:: ENTRIES SHOWN ::

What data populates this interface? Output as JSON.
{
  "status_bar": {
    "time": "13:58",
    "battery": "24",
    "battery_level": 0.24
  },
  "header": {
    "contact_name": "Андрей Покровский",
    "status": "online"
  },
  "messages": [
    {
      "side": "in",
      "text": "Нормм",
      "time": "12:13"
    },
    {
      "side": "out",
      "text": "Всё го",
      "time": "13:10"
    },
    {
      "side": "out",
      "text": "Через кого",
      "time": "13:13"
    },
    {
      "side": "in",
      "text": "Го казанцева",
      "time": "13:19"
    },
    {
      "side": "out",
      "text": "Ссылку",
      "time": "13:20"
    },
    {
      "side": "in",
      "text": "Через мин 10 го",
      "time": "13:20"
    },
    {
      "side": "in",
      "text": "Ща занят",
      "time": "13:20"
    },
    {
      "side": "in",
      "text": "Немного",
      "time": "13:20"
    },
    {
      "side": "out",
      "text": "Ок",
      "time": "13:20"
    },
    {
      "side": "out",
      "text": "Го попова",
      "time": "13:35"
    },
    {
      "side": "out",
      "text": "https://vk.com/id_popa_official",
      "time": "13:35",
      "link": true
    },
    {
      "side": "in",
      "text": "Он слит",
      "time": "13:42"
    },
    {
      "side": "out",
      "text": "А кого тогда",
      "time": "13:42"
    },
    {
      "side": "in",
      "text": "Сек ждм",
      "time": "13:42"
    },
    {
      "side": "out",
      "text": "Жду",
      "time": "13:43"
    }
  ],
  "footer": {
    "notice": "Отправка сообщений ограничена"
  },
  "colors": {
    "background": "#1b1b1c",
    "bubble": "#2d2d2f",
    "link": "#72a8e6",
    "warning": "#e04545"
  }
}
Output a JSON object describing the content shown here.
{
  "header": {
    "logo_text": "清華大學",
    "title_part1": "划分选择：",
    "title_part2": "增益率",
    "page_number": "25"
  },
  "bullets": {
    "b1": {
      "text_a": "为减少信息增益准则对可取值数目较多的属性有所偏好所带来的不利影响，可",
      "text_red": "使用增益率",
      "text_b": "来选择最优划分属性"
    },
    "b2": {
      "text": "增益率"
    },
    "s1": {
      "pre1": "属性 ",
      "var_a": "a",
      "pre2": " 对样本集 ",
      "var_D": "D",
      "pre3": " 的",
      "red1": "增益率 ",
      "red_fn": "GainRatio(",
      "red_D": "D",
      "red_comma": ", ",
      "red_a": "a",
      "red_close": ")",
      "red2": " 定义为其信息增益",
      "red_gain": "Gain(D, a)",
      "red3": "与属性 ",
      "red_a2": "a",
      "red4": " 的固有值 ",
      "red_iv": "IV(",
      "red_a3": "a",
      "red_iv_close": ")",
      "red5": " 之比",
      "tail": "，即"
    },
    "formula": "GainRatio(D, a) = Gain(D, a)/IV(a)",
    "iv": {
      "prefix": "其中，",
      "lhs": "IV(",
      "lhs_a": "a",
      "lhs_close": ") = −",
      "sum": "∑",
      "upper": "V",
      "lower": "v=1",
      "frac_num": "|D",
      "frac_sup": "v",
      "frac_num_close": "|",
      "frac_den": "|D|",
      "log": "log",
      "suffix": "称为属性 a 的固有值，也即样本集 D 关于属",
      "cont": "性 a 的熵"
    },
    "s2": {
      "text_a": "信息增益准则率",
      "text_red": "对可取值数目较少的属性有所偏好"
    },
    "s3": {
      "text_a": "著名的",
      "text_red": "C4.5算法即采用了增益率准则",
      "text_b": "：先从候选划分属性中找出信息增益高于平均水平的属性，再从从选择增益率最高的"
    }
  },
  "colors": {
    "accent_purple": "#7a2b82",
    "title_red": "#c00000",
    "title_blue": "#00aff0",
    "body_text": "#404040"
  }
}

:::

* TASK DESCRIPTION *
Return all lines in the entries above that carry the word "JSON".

* WRITTEN RESPONSE *
What data populates this interface? Output as JSON.
Output a JSON object describing the content shown here.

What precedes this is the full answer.